Georgia Bulletin

The Newspaper of the Catholic Archdiocese of Atlanta

What I Have Seen and Heard (May 11, 2006)

Published May 11, 2006

I spent most of last Saturday afternoon with a group of Scouts from various parishes in the Archdiocese of Atlanta, who assembled at Saint John Neumann Parish for the annual Scouts Mass and Award ceremony. The young men and women ranged in age from college-age students to youngsters in the primary grades. As usual, they were filled with enthusiasm and laughter, and their parents were filled with pride at their achievements.

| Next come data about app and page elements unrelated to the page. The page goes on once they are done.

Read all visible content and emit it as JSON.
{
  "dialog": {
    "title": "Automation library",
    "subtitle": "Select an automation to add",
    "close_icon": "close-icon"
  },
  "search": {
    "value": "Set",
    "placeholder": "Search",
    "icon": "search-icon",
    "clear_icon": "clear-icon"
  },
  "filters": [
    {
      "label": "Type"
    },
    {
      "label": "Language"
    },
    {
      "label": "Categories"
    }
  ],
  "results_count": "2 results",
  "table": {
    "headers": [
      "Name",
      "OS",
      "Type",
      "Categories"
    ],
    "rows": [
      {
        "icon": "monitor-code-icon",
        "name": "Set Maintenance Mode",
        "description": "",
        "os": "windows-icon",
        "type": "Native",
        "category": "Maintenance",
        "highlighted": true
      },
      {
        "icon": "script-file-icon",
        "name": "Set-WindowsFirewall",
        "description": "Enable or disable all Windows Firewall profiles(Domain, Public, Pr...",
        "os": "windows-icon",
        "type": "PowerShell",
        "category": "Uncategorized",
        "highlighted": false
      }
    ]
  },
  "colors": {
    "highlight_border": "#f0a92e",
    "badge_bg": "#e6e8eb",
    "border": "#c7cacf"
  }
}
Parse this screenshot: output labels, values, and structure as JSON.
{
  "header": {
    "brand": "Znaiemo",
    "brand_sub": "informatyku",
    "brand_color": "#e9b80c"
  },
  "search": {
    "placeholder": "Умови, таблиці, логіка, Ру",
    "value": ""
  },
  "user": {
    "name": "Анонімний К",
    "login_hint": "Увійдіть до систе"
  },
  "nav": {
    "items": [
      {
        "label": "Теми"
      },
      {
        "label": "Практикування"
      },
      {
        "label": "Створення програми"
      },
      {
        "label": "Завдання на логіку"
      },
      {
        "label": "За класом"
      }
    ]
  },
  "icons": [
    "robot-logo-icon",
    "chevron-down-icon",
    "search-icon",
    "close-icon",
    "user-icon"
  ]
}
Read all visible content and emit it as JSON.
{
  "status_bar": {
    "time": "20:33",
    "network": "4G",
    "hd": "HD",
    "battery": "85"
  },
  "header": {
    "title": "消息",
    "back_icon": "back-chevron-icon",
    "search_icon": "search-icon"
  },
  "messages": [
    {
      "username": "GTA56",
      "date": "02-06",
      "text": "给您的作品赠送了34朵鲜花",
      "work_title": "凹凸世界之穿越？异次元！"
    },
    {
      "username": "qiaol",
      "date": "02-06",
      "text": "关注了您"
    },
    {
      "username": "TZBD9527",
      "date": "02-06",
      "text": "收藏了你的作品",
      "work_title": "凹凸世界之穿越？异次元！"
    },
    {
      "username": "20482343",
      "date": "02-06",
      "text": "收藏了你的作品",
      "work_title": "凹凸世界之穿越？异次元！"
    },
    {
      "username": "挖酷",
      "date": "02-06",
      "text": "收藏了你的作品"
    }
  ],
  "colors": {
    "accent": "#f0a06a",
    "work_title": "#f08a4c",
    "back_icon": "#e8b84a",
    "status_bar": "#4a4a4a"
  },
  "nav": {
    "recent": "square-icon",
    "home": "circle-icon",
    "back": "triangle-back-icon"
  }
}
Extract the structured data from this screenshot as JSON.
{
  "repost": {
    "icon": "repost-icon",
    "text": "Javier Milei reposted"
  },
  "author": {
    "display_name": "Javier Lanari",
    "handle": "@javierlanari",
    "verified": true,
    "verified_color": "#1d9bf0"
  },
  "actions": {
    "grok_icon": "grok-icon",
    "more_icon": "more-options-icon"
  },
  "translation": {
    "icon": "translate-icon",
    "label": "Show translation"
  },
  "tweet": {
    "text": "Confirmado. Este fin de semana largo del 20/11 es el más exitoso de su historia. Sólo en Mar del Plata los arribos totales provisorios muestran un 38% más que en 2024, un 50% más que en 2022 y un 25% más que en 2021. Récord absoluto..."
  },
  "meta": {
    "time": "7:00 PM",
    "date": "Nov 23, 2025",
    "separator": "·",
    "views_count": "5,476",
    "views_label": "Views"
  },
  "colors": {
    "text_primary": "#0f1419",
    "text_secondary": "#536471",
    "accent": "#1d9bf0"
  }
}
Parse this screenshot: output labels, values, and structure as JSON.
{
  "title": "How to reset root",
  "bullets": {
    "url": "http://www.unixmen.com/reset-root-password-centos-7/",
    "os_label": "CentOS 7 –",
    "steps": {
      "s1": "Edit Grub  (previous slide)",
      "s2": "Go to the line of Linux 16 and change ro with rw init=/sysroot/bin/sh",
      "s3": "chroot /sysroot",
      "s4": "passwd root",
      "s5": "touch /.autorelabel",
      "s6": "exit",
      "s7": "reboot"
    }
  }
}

Before Mass, I met with most of the youngsters to extend my personal congratulations on the awards that they were to receive. I asked them what they like most about Scouting. The answers varied from the trips that they make, to the service projects that they do, to the cookie sales that the Girl Scouts organize, to just having fun with other young people. Scouting is an activity that offers many possibilities for young people to learn and to grow. Many of the values that Scouting offers dovetail quite nicely with the faith traditions of the Catholic Church.

Scouting in the United States is nearly 100 years old. Generally, 1910 is given for the establishment of the Boys Scouts and 1912 for the founding of the Girls Scouts. It’s interesting to note that the Girls Scouts were established right here in Georgia by a lady from Savannah by the name of Juliette “Daisy” Gordon Low.

Scouting has found its way into most of the major religious faiths. There are Baptist Scout troops, Jewish Scout troops, Muslim Scout troops and, gratefully, many Catholic Scouting programs. We have many excellent opportunities for our young people in our parishes throughout the Archdiocese of Atlanta.

We are also quite fortunate to have many adults who provide the type of leadership and example that translate into an effective youth ministry for our young people. The ethics that Scouting offers are secular in nature, yet they easily become Catholic when they are viewed through the prism of our faith. The love for nature, which Scouting highlights easily, becomes a vehicle to help young people reverence and respect God’s creation. Francis of Assisi can be a beacon of real inspiration for youngsters who learn of the profound regard that St. Francis had for all of God’s creation.

Honesty, service, generosity, patriotism, responsibility—all of those secular values are ripe for connection with the Catholic faith of our young people who come to see those values as expressions of the spiritual heritage that we strive to follow as members of the Church of Jesus Christ. But they need the good example of adult leaders who help them see the link between what the Scouting program might propose and what the Gospel demands. That clear association between the goals and values of Scouting and the religious traditions of the young people who are involved with Scouting is the responsibility of the churches, synagogues, and mosques that host Scouting programs.

We are very fortunate in the Archdiocese of Atlanta to have many fine lay leaders, clergy and Religious who do just that for our young people. I was very pleased last Saturday to celebrate our local Scouting program with some of our young people and with a number of the adults who generously bridge and highlight our Catholic faith with the values and goals that young people find in Scouting—and who do so quite well, I might add.